Which lines run from the one containing "Convert this screenshot" through the end of the data? Write them out exactly, with the pictures left out.

== Given data ==

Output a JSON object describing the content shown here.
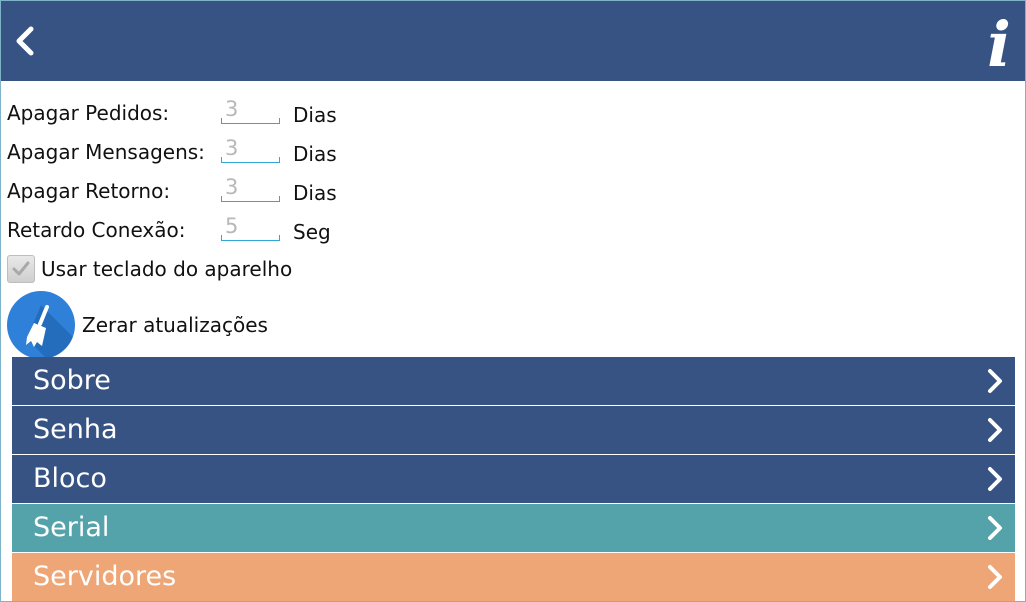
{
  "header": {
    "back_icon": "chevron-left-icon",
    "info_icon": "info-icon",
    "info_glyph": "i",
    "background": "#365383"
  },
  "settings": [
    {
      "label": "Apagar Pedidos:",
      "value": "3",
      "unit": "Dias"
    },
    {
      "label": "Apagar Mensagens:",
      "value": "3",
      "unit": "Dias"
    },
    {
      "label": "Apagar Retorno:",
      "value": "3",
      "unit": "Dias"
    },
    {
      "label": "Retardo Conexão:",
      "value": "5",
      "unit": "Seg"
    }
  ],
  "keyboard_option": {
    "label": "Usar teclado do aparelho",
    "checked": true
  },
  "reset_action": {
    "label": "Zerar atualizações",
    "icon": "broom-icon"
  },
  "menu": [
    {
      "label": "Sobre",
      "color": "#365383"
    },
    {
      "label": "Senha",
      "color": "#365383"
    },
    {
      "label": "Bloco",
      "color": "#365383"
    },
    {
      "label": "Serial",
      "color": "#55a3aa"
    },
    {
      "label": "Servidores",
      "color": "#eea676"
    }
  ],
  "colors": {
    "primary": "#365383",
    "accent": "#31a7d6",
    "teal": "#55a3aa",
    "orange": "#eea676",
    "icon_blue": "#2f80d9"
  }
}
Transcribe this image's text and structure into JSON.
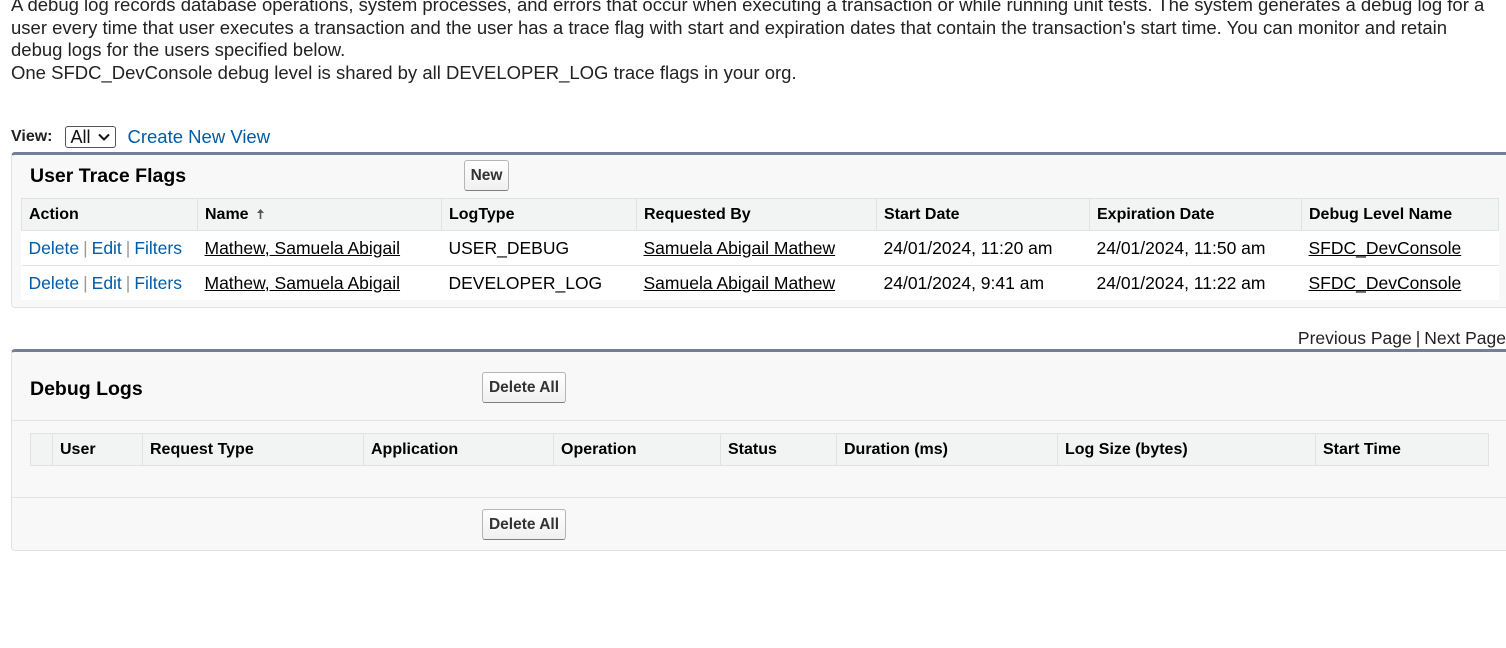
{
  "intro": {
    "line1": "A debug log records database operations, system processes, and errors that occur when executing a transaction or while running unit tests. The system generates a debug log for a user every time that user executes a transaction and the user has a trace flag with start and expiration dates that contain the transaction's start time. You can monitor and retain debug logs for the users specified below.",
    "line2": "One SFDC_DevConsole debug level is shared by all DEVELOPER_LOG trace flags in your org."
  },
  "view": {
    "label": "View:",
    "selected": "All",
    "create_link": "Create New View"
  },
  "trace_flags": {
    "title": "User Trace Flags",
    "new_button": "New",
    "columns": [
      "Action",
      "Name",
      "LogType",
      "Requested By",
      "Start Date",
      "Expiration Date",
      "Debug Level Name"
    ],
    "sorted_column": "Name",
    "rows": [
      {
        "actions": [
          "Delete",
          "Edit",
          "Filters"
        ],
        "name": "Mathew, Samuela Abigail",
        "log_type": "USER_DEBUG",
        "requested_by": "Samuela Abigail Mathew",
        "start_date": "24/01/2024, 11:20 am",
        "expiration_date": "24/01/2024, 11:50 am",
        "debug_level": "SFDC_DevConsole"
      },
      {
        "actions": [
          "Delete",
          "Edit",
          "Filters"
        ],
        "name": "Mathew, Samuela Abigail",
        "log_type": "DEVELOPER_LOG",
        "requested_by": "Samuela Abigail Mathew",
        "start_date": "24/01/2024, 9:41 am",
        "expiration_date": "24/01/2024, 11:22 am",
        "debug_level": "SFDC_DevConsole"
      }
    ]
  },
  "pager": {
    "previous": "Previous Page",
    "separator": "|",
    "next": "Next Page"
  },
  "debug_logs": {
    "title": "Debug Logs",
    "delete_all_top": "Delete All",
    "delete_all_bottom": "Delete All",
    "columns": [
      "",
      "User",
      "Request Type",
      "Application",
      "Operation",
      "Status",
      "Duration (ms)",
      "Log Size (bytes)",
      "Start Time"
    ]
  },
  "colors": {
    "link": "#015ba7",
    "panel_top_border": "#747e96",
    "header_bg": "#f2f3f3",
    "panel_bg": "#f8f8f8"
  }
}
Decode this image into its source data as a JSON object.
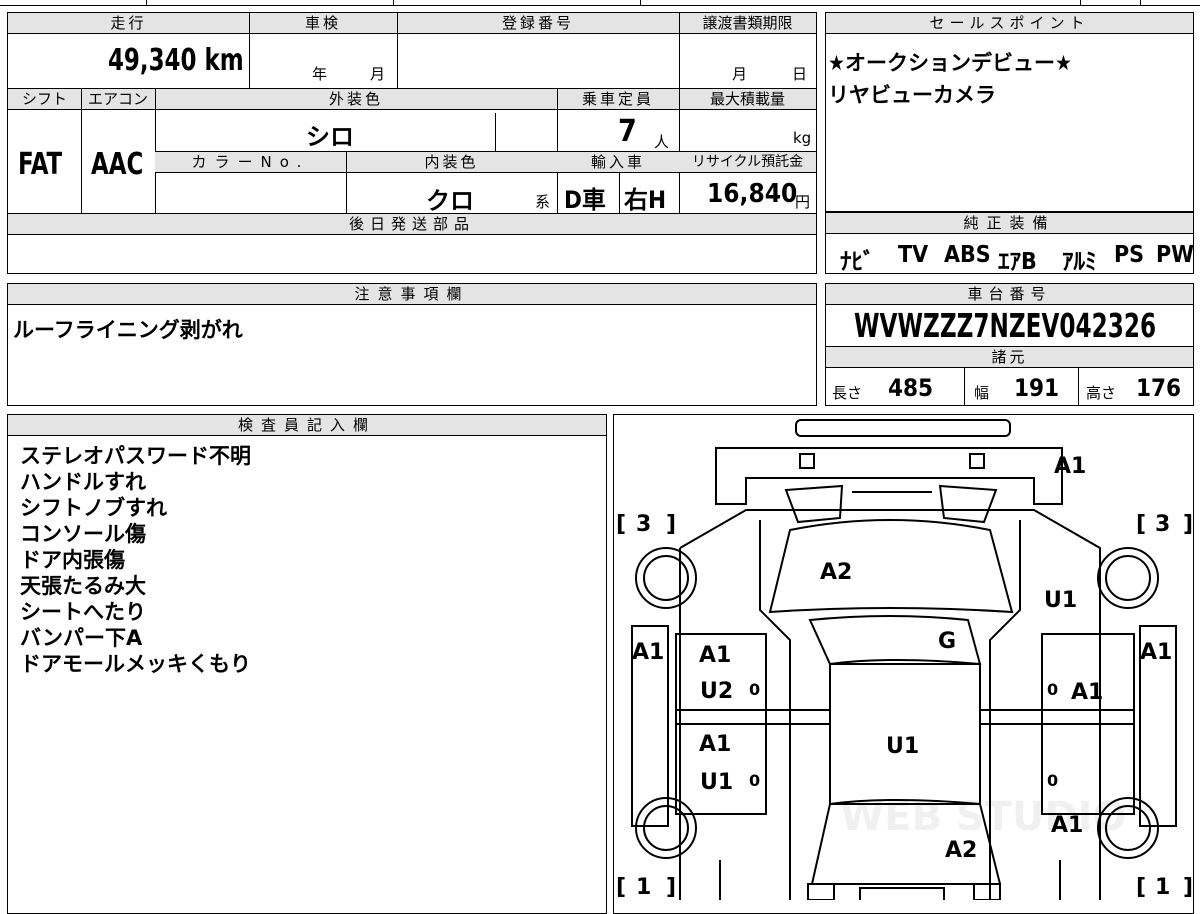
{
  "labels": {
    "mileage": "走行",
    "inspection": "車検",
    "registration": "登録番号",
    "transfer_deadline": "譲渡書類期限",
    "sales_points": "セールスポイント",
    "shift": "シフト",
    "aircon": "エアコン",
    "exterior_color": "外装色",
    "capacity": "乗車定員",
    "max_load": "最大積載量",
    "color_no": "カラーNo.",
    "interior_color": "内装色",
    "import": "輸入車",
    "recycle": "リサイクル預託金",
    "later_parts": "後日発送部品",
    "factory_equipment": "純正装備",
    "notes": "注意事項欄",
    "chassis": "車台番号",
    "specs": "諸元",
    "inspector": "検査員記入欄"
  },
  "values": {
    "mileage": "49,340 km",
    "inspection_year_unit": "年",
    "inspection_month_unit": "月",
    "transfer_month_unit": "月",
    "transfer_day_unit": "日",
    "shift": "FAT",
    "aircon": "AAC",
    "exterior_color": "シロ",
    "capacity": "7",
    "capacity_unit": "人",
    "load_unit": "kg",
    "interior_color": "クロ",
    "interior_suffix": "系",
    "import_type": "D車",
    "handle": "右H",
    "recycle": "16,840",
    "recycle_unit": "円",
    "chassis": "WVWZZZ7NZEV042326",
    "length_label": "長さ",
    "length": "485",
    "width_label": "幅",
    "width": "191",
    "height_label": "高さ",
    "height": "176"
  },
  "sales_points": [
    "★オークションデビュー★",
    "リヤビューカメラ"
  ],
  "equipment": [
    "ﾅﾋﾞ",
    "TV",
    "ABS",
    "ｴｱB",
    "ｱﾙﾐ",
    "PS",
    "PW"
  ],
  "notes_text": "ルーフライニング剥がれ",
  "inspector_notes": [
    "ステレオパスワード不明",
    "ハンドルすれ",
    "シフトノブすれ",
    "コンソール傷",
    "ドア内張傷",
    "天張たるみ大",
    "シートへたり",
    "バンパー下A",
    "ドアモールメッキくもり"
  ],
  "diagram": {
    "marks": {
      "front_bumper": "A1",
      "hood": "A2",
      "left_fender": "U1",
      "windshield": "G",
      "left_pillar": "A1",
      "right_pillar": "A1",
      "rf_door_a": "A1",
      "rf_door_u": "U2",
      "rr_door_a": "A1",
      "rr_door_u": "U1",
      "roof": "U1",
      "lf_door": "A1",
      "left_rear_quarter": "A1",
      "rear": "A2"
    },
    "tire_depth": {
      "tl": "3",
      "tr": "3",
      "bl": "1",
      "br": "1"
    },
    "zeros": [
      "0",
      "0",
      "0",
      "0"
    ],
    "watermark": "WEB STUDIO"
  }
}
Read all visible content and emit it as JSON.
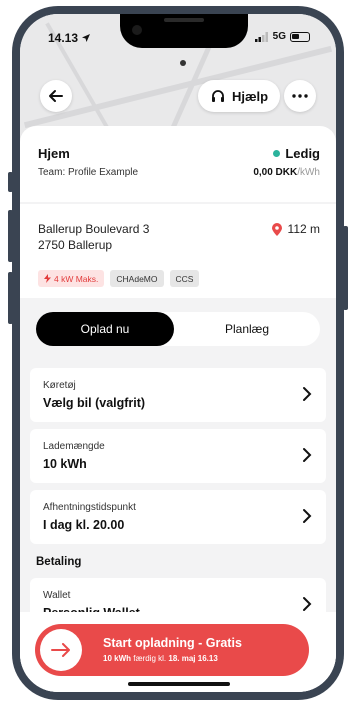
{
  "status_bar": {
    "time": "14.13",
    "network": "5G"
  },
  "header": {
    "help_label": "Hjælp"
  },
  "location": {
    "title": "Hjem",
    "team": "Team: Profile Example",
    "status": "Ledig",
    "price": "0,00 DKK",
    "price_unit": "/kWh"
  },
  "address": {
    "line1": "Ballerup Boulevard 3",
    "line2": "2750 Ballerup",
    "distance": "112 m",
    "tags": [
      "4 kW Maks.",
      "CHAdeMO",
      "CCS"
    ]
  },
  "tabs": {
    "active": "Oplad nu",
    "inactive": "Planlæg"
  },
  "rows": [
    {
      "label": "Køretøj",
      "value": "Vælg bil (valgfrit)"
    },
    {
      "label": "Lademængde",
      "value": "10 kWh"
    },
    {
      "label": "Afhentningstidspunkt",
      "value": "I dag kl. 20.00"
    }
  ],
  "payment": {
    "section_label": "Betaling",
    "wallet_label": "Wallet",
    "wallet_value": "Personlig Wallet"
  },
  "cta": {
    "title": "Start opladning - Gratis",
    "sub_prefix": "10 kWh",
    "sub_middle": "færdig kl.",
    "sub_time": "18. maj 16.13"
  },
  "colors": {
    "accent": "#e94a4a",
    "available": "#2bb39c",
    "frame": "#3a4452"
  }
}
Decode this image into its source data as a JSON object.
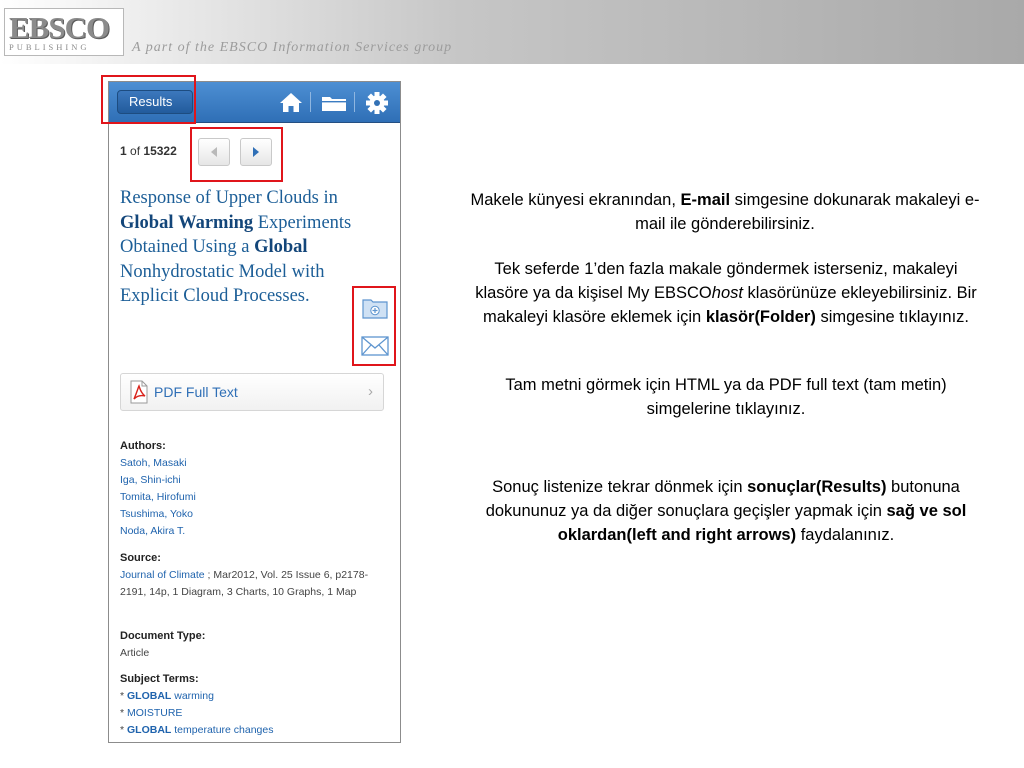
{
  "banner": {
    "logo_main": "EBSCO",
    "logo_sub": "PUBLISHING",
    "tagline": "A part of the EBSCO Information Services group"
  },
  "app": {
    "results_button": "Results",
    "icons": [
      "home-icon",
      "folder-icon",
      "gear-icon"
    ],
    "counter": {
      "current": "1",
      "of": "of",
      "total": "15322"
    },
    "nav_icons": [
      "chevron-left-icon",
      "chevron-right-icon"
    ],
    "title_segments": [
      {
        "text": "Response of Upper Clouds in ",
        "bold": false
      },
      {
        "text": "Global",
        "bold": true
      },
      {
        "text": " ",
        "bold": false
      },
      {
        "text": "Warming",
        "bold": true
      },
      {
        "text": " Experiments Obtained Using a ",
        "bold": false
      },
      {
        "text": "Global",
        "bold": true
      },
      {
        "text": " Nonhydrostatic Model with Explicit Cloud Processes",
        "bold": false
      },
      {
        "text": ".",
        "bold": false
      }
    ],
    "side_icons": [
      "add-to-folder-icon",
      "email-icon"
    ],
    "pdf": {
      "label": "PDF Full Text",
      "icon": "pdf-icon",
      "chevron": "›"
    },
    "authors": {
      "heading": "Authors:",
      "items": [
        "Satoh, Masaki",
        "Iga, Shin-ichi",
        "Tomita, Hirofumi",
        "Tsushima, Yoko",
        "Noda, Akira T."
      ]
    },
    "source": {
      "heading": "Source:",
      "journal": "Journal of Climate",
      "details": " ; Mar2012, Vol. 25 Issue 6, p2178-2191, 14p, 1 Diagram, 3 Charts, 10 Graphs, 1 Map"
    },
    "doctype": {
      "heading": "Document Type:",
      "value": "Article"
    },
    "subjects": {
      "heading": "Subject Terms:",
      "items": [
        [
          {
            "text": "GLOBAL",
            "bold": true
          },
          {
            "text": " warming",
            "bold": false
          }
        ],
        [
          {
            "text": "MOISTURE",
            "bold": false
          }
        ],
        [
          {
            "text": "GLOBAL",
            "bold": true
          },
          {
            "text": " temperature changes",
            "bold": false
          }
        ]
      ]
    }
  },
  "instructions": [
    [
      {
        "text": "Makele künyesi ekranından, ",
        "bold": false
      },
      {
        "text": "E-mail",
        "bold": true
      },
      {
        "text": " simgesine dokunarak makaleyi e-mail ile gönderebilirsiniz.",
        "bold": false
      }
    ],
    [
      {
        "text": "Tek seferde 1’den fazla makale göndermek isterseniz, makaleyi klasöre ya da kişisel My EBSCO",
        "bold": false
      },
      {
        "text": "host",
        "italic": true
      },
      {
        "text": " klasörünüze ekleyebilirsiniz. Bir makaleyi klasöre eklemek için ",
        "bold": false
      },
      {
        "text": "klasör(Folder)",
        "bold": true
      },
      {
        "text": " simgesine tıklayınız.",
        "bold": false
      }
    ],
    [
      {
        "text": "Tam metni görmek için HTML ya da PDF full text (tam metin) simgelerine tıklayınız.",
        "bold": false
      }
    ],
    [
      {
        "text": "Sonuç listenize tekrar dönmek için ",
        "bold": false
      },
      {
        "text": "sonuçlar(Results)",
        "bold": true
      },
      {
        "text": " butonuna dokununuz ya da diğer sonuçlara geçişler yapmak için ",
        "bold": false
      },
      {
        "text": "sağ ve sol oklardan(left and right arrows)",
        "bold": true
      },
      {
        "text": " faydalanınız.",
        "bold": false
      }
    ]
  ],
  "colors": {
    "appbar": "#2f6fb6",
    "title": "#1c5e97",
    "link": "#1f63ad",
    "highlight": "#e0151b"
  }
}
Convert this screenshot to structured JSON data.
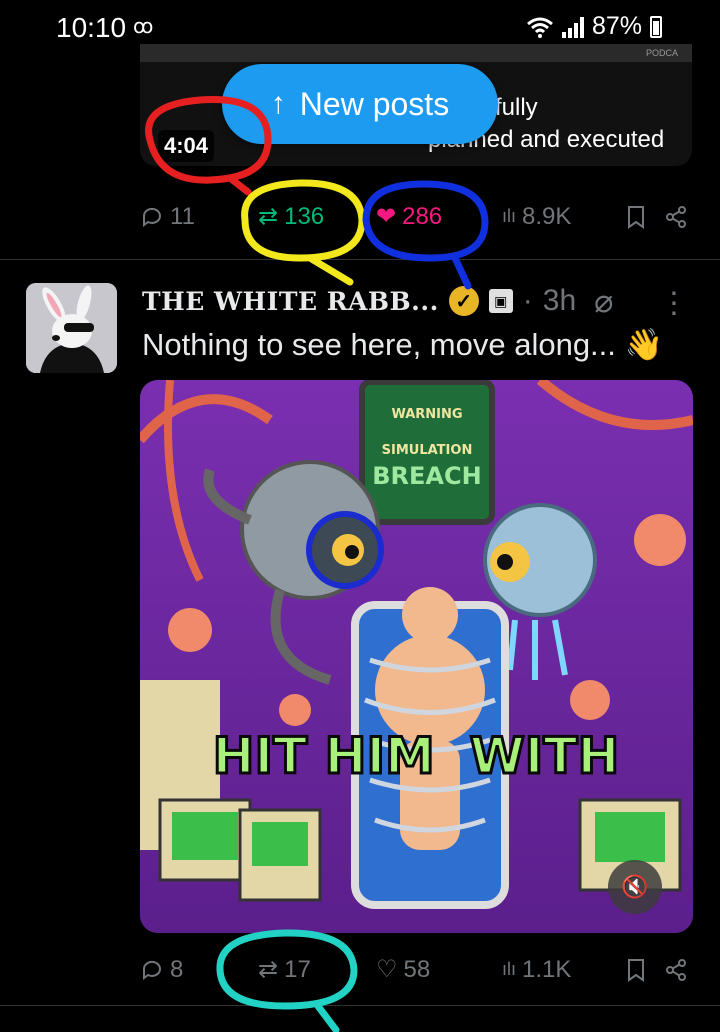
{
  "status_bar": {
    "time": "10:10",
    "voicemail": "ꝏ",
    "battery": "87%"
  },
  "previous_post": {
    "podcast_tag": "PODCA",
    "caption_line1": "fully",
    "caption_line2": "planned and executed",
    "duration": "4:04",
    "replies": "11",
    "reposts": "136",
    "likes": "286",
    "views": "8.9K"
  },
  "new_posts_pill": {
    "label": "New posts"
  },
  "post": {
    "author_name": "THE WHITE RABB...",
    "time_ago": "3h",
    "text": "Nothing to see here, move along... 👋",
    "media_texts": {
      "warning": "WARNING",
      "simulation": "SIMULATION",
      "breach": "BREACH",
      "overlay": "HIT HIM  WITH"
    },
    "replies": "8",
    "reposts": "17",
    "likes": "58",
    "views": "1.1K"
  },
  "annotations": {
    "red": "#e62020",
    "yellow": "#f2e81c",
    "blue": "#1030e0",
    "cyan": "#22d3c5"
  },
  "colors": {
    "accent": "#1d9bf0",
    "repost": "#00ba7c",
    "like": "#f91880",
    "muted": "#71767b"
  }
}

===

# Exercise output
Convert this screenshot to structured JSON data.
{
  "status_bar": {
    "time": "10:10",
    "voicemail": "ꝏ",
    "battery": "87%"
  },
  "previous_post": {
    "podcast_tag": "PODCA",
    "caption_line1": "fully",
    "caption_line2": "planned and executed",
    "duration": "4:04",
    "replies": "11",
    "reposts": "136",
    "likes": "286",
    "views": "8.9K"
  },
  "new_posts_pill": {
    "label": "New posts"
  },
  "post": {
    "author_name": "THE WHITE RABB...",
    "time_ago": "3h",
    "text": "Nothing to see here, move along... 👋",
    "media_texts": {
      "warning": "WARNING",
      "simulation": "SIMULATION",
      "breach": "BREACH",
      "overlay": "HIT HIM  WITH"
    },
    "replies": "8",
    "reposts": "17",
    "likes": "58",
    "views": "1.1K"
  },
  "annotations": {
    "red": "#e62020",
    "yellow": "#f2e81c",
    "blue": "#1030e0",
    "cyan": "#22d3c5"
  },
  "colors": {
    "accent": "#1d9bf0",
    "repost": "#00ba7c",
    "like": "#f91880",
    "muted": "#71767b"
  }
}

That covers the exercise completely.